“It is not only for artists but for everyone — it is to learn [something] everyday, especially from your mistakes, and those experiences help you become a better person and improve your craft. We are all just passing through in this life. I may not be able to follow the Ten Commandments, but my philosophy is huwag ka lang mang-iisa (don’t cheat or dupe anyone). That would be enough,” he stressed.
Baldemor is in China right now along with four other Filipino painters for the exchange program organized by the Metropolitan Museum and the Bank of China. He already worked with the Chinese artists in their collaboration for Jewelmer. All he was bringing were his brushes and none of his finished works, he informed
In December, he will have another solo exhibit in New York titled “Luzviminda,” showcasing the culture of the three island groups of the Philippines. Last June he mounted his exhibit in Dubai and Abu Dhabi with Islamic Philippines as the theme.
“It’s important to also know the trends so you don’t get stuck to your knowledge. As I said, no one is a master, it is important to learn and share something everyday,” he said.
Baldemor first made a mark in the art scene when his mural work “Paete I” won the grand prize in the Art Association of the Philippines Art Competition and Exhibition in 1972. The following year, his mural work “Paete II” won the same prize. That same year, he represented the Philippines in the 14th International Art Exhibition in Paris, France.
Besides oil, acrylic and watercolor, woodcarving and wood sculpture, Baldemor also does ceramics and fine prints.

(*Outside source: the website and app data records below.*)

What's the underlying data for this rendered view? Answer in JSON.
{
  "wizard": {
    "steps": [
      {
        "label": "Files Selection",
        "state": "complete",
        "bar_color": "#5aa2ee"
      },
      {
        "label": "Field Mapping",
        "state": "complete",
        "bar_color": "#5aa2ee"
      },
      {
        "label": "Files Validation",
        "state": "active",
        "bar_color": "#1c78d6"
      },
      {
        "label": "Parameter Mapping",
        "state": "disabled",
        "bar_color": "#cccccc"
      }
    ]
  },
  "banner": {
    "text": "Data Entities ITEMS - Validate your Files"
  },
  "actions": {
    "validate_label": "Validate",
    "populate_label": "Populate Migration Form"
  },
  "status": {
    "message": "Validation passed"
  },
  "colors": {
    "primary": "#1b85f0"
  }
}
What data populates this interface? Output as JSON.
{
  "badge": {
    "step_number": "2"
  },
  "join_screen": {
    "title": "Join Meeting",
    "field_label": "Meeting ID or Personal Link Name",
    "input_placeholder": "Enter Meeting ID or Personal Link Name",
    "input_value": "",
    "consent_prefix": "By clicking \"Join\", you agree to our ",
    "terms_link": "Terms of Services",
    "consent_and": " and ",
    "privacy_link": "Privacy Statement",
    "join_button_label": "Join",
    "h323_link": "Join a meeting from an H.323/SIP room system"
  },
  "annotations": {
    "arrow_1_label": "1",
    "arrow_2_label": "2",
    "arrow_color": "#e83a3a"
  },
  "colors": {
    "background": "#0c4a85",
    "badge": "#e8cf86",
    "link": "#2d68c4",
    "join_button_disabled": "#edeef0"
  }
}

In 1992, he was one of 13 artists honored by the Cultural Center of the Philippines for his contributions to the country’s heritage. He also holds the distinction as the most traveled Filipino artist doing exhibits and shows or attending symposim and forums on visual arts in more than 50 countries.
With all these, he said, “alam kong may babalikan akong bayan.”